The social advertising platform on Facebook offers a unique opportunity: the ability to target viewers based on interests and hobbies that they’ve self-selected.
Unfortunately, though, it’s becoming a high-clutter environment, so it’s not enough to simply upload an ad and forget about it.
In this article, we’ll show you 15 ways you can optimize your Facebook campaign to ensure that you’re the talk of the town. Let’s get started.
- Professional vs Casual. Mix up your language. Does professional third-party language work better than casual “you” and “I” language?
- Illustration vs Photograph. Have you tried both types of images as your hero shot? Illustrations can often stand out against a field of product photography.
- One color vs another color. Use a colored background on your image. Try multiple colors.
- High contrast/high brightness vs low contrast/low brightness. Ramp up the brightness and contrast in your images. This can make your image shine bright among a bunch of other contrast-neutral ads.
- Border vs no border. Consider a thick black border to bound your image to make your ad stand out. Try a thin red border to contrast with Facebook’s blue UI elements. Try an image with a background that matches the site’s background color so that the ad easily blends into the site.

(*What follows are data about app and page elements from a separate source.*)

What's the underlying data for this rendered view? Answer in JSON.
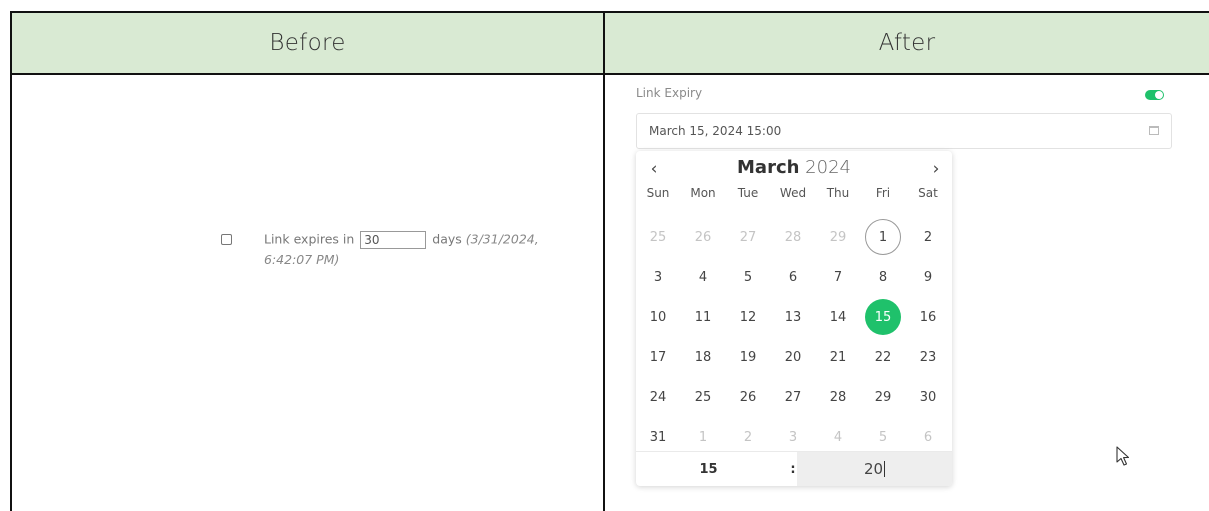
{
  "headers": {
    "before": "Before",
    "after": "After"
  },
  "before": {
    "label_prefix": "Link expires in",
    "days_value": "30",
    "label_suffix": "days",
    "date_line1": "(3/31/2024,",
    "date_line2": "6:42:07 PM)"
  },
  "after": {
    "expiry_label": "Link Expiry",
    "toggle_on": true,
    "date_value": "March 15, 2024 15:00",
    "picker": {
      "month": "March",
      "year": "2024",
      "prev_icon": "chevron-left-icon",
      "next_icon": "chevron-right-icon",
      "weekdays": [
        "Sun",
        "Mon",
        "Tue",
        "Wed",
        "Thu",
        "Fri",
        "Sat"
      ],
      "weeks": [
        [
          {
            "d": "25",
            "muted": true
          },
          {
            "d": "26",
            "muted": true
          },
          {
            "d": "27",
            "muted": true
          },
          {
            "d": "28",
            "muted": true
          },
          {
            "d": "29",
            "muted": true
          },
          {
            "d": "1",
            "today": true
          },
          {
            "d": "2"
          }
        ],
        [
          {
            "d": "3"
          },
          {
            "d": "4"
          },
          {
            "d": "5"
          },
          {
            "d": "6"
          },
          {
            "d": "7"
          },
          {
            "d": "8"
          },
          {
            "d": "9"
          }
        ],
        [
          {
            "d": "10"
          },
          {
            "d": "11"
          },
          {
            "d": "12"
          },
          {
            "d": "13"
          },
          {
            "d": "14"
          },
          {
            "d": "15",
            "selected": true
          },
          {
            "d": "16"
          }
        ],
        [
          {
            "d": "17"
          },
          {
            "d": "18"
          },
          {
            "d": "19"
          },
          {
            "d": "20"
          },
          {
            "d": "21"
          },
          {
            "d": "22"
          },
          {
            "d": "23"
          }
        ],
        [
          {
            "d": "24"
          },
          {
            "d": "25"
          },
          {
            "d": "26"
          },
          {
            "d": "27"
          },
          {
            "d": "28"
          },
          {
            "d": "29"
          },
          {
            "d": "30"
          }
        ],
        [
          {
            "d": "31"
          },
          {
            "d": "1",
            "muted": true
          },
          {
            "d": "2",
            "muted": true
          },
          {
            "d": "3",
            "muted": true
          },
          {
            "d": "4",
            "muted": true
          },
          {
            "d": "5",
            "muted": true
          },
          {
            "d": "6",
            "muted": true
          }
        ]
      ],
      "hour": "15",
      "separator": ":",
      "minute": "20"
    },
    "accent_color": "#1fc16b"
  }
}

- Regular border vs false border and dropshadow. Another border option you can try to make your ad really pop is to add a false border with a dropshadow. This gives the illusion, especially on sites with a flat design, like Facebook, that your image stands off the page.
- Clear image vs blurred image. While a clear image can be a sharp representation of your product, a blurred image makes the eye shoot over to the image in order to make out what’s being blurred. Readers love a puzzle to solve.

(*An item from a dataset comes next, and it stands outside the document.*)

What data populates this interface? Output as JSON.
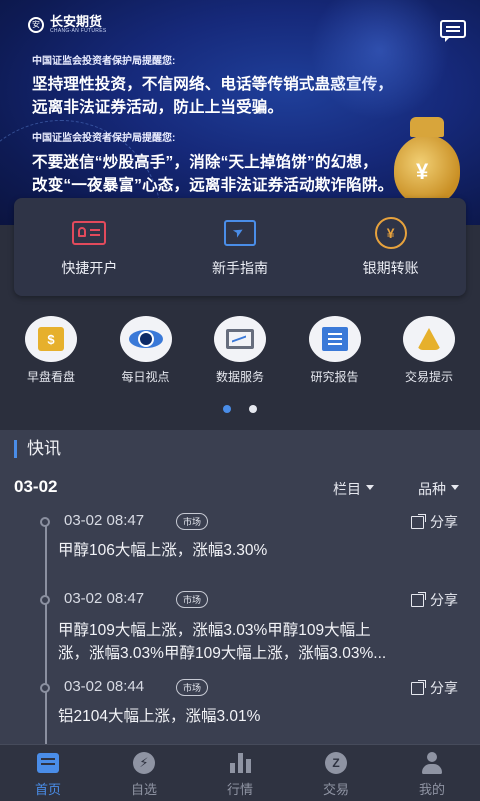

- Ugly vs sex appeal. Sex sells, but for your audience, maybe the opposite is true, too?
- Professional stock photo vs amateur informal photo. Sometimes, your professional stock photo site will be your best friend. Other times, you’ll want to use your smartphone to grab an amateur shot of your product or model. A lot of Facebook users are turned off by stock photos because they don’t match the vibe of the site: friends informally posting pictures.
- Straight lines vs curved lines. Instead of using square cornered elements in your ad, try rounding corners or adding unique curves. These stand out against Facebook’s spartan blue colorblock.

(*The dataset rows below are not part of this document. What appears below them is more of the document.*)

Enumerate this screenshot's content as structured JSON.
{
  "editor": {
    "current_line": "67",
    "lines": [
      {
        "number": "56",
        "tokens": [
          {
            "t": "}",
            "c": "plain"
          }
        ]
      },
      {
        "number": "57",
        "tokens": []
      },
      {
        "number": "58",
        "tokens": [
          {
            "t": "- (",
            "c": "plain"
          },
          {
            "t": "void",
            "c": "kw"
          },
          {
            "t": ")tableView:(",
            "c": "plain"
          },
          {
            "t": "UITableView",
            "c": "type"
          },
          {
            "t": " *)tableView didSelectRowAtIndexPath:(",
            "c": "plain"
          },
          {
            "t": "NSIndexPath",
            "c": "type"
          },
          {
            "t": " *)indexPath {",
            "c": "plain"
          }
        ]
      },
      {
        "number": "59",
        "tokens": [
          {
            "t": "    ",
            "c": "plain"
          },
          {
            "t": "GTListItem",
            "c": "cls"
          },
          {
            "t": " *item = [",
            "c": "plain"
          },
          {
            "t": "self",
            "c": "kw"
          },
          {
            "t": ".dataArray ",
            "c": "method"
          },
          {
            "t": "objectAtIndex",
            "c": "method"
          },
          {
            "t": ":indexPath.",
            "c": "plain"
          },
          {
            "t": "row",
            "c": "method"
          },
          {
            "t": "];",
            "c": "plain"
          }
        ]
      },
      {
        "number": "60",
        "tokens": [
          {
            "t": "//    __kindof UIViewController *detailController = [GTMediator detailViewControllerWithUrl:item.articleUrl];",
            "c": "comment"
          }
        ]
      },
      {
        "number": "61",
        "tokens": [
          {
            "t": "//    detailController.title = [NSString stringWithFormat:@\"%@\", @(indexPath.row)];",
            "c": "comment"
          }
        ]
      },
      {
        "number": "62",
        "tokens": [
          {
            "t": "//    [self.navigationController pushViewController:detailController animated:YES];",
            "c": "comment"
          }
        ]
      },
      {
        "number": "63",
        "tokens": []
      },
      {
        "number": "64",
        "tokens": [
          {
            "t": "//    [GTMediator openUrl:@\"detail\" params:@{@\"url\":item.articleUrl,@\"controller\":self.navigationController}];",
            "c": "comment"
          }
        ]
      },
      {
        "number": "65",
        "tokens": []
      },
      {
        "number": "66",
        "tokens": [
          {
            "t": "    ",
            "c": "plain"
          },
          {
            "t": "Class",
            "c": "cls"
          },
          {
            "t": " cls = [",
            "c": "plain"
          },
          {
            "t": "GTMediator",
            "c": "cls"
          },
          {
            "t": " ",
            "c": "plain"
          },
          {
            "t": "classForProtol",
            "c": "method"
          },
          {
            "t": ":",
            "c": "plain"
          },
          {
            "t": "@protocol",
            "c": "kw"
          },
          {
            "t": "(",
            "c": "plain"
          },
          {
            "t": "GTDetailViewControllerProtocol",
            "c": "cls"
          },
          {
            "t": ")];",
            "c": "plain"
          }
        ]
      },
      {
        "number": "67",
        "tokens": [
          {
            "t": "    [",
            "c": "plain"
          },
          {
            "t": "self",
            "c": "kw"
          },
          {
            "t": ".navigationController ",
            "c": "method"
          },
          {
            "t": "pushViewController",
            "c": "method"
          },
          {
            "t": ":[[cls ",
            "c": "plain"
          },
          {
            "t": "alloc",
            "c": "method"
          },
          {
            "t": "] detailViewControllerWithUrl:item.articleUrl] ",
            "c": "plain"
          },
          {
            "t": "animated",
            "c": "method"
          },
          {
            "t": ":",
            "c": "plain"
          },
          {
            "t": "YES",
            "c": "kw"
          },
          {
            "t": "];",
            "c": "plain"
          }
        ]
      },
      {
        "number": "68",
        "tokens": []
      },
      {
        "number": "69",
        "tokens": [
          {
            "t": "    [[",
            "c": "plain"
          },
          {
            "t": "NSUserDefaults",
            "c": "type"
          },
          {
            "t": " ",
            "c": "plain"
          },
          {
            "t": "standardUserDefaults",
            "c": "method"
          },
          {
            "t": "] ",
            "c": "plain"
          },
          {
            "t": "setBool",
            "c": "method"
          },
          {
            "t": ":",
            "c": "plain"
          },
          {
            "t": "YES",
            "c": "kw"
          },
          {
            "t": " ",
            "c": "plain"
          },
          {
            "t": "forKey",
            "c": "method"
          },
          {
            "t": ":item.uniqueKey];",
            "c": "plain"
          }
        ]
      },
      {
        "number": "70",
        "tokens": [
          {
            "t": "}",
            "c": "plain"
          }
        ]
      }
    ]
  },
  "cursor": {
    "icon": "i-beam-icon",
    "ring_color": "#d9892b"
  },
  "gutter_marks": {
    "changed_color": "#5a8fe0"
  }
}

- Upright photo vs angled. When you rotate your stock photography by 45 degrees, you make it stand out without looking strange. Give it a shot in both directions.
- Mirror image of your original image. Simple — just flip your image horizontally in any image editor. This matters because the motion of the image can lead readers into your ad or away from it.
- Headline calls to action. Finally, we’ve reached the section covering changes to copy. It’s all the way at the bottom of the list because, as much as we’d like to believe that our features and benefits drive our sales, the image drives the vast majority of clicks on your image. Nonetheless, try various calls to action.
- Positive vs negative attitude. Use your best judgment here, but sometimes the promise of adding a positive is not as strong as the promise of removing a negative. Modify your copy to suit.
- Relevant to time period ad is running or generic. Since you can schedule campaigns and change them in real-time on Facebook, there’s nothing to stop you from running an ad that says, “Limited Time: May 1st Only!”